Often business owners assume that once their business name is registered, their name and brand is protected by law against copy cats and competitors. However, registration of a business name, company name or a domain name does not on its own, provide the business owner full protection and intellectual property rights. Only a trade mark provides these rights.
Business name registration is a legal requirement under the Business Names Registration Act 2011 (unless you are a sole trader, trading under your own name). Trade mark registration is not required by Australian law and only occurs upon the diligence of the business owner.
Registering your business name does offer some protection to owners, but can be trumped by a registered trade mark. For example, were a business had a particular trading name that they had registered as their business name, which was the same or similar to a registered trade mark, the owner of that registered trade mark may issue demand to the owner of the registered business name that their use of it is an infringement of their trade mark.

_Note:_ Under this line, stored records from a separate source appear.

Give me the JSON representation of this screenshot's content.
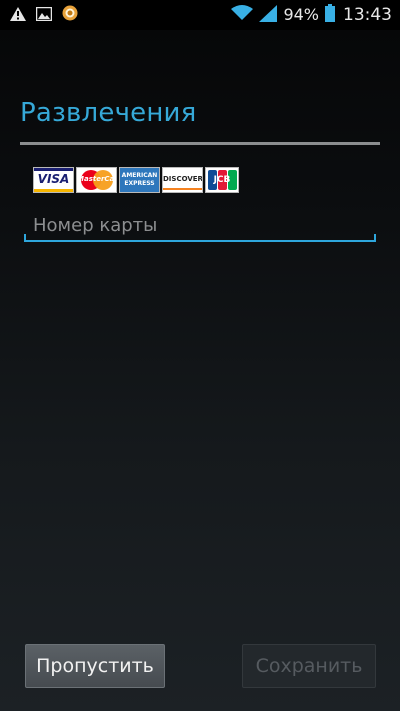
{
  "status_bar": {
    "battery_percent": "94%",
    "time": "13:43",
    "icons": [
      "warning-icon",
      "image-icon",
      "app-notification-icon",
      "wifi-icon",
      "signal-icon",
      "battery-icon"
    ]
  },
  "dialog": {
    "title": "Развлечения",
    "accent_color": "#36a9d8"
  },
  "card_logos": {
    "visa": "VISA",
    "mastercard": "MasterCard",
    "amex": "AMERICAN EXPRESS",
    "discover": "DISCOVER",
    "jcb": "JCB"
  },
  "card_number_field": {
    "placeholder": "Номер карты",
    "value": ""
  },
  "buttons": {
    "skip_label": "Пропустить",
    "save_label": "Сохранить"
  }
}
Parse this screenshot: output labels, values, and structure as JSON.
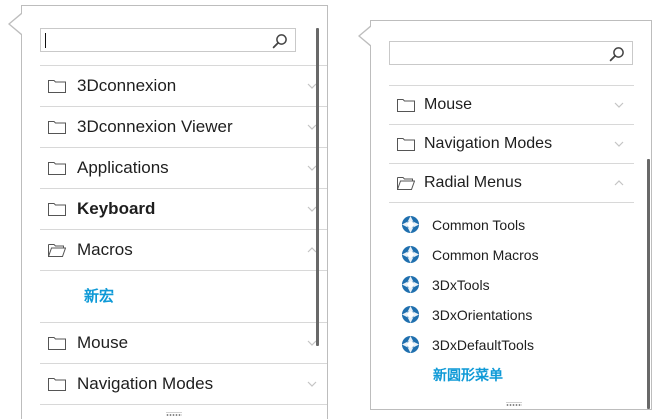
{
  "left_panel": {
    "search": {
      "value": "",
      "placeholder": ""
    },
    "items": [
      {
        "label": "3Dconnexion",
        "expanded": false
      },
      {
        "label": "3Dconnexion Viewer",
        "expanded": false
      },
      {
        "label": "Applications",
        "expanded": false
      },
      {
        "label": "Keyboard",
        "expanded": false,
        "bold": true
      },
      {
        "label": "Macros",
        "expanded": true
      },
      {
        "label": "Mouse",
        "expanded": false
      },
      {
        "label": "Navigation Modes",
        "expanded": false
      }
    ],
    "macros_new_label": "新宏"
  },
  "right_panel": {
    "search": {
      "value": "",
      "placeholder": ""
    },
    "items": [
      {
        "label": "Mouse",
        "expanded": false
      },
      {
        "label": "Navigation Modes",
        "expanded": false
      },
      {
        "label": "Radial Menus",
        "expanded": true
      }
    ],
    "radial_menus": [
      {
        "label": "Common Tools"
      },
      {
        "label": "Common Macros"
      },
      {
        "label": "3DxTools"
      },
      {
        "label": "3DxOrientations"
      },
      {
        "label": "3DxDefaultTools"
      }
    ],
    "radial_new_label": "新圆形菜单"
  },
  "icons": {
    "folder": "folder-icon",
    "folder_open": "folder-open-icon",
    "search": "search-icon",
    "chevron_down": "chevron-down-icon",
    "chevron_up": "chevron-up-icon",
    "radial_menu": "radial-menu-icon"
  },
  "colors": {
    "accent": "#0f9ad7",
    "radial_icon_blue": "#1f6fae",
    "text": "#1e1e1e",
    "divider": "#d8d8d8",
    "border": "#bdbdbd"
  }
}
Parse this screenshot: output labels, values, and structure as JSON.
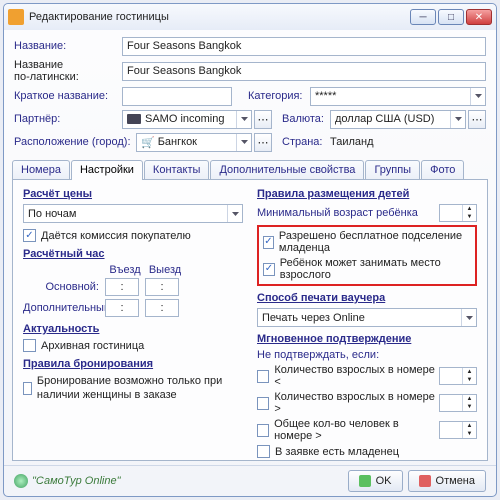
{
  "title": "Редактирование гостиницы",
  "top": {
    "name_l": "Название:",
    "name_v": "Four Seasons Bangkok",
    "latin_l1": "Название",
    "latin_l2": "по-латински:",
    "latin_v": "Four Seasons Bangkok",
    "short_l": "Краткое название:",
    "cat_l": "Категория:",
    "cat_v": "*****",
    "partner_l": "Партнёр:",
    "partner_v": "SAMO incoming",
    "cur_l": "Валюта:",
    "cur_v": "доллар США (USD)",
    "loc_l": "Расположение (город):",
    "loc_v": "Бангкок",
    "country_l": "Страна:",
    "country_v": "Таиланд"
  },
  "tabs": [
    "Номера",
    "Настройки",
    "Контакты",
    "Дополнительные свойства",
    "Группы",
    "Фото"
  ],
  "active_tab": 1,
  "left": {
    "g1": "Расчёт цены",
    "by_nights": "По ночам",
    "commission": "Даётся комиссия покупателю",
    "g2": "Расчётный час",
    "in": "Въезд",
    "out": "Выезд",
    "main": "Основной:",
    "extra": "Дополнительный:",
    "colon": ":",
    "g3": "Актуальность",
    "arch": "Архивная гостиница",
    "g4": "Правила бронирования",
    "women": "Бронирование возможно только при наличии женщины в заказе"
  },
  "right": {
    "g1": "Правила размещения детей",
    "minage": "Минимальный возраст ребёнка",
    "infant": "Разрешено бесплатное подселение младенца",
    "adult": "Ребёнок может занимать место взрослого",
    "g2": "Способ печати ваучера",
    "voucher": "Печать через Online",
    "g3": "Мгновенное подтверждение",
    "noconf": "Не подтверждать, если:",
    "c1": "Количество взрослых в номере <",
    "c2": "Количество взрослых в номере >",
    "c3": "Общее кол-во человек в номере >",
    "c4": "В заявке есть младенец"
  },
  "footer": {
    "brand": "\"СамоТур Online\"",
    "ok": "OK",
    "cancel": "Отмена"
  }
}
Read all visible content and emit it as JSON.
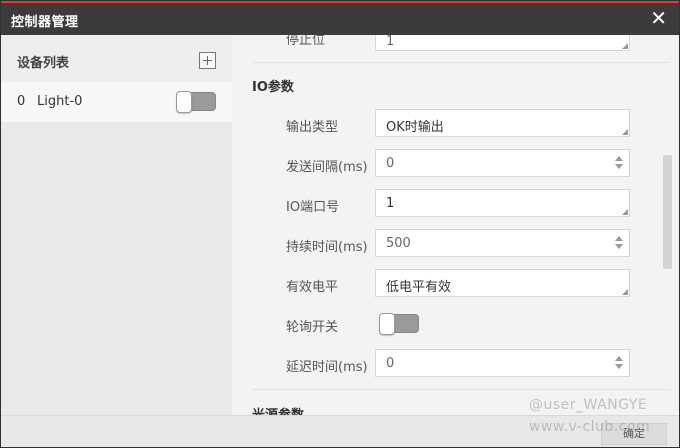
{
  "window": {
    "title": "控制器管理"
  },
  "sidebar": {
    "title": "设备列表",
    "items": [
      {
        "index": "0",
        "name": "Light-0",
        "enabled": false
      }
    ]
  },
  "content": {
    "top_partial": {
      "label": "停止位",
      "value": "1"
    },
    "io_section": {
      "title": "IO参数",
      "fields": [
        {
          "label": "输出类型",
          "value": "OK时输出",
          "type": "dropdown"
        },
        {
          "label": "发送间隔(ms)",
          "value": "0",
          "type": "spinner"
        },
        {
          "label": "IO端口号",
          "value": "1",
          "type": "dropdown"
        },
        {
          "label": "持续时间(ms)",
          "value": "500",
          "type": "spinner"
        },
        {
          "label": "有效电平",
          "value": "低电平有效",
          "type": "dropdown"
        },
        {
          "label": "轮询开关",
          "value": false,
          "type": "toggle"
        },
        {
          "label": "延迟时间(ms)",
          "value": "0",
          "type": "spinner"
        }
      ]
    },
    "light_section": {
      "title": "光源参数"
    }
  },
  "footer": {
    "ok_label": "确定"
  },
  "watermark": {
    "line1": "@user_WANGYE",
    "line2": "www.v-club.com"
  },
  "colors": {
    "accent_top": "#e03a2f",
    "titlebar": "#3b3b3b"
  }
}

If this was found to be the case then the registered business name owner would likely have to cease using that name and change their name and/or branding to something else. This could be quiet a costly and time-consuming exercise.
Business owners should give strong consideration to applying to register their business name because:
- Once registered, the law protects an owner's right to the use of their brand for the period of the registration;
- A trade mark builds the intangible value in your business; and
- Trade marks are relatively inexpensive compared to protracted legal battles about use and ownership rights of business names and/or undertaking a costly re-brand exercise.
Dean Frith is a lawyer and partner at Baker Love Lawyers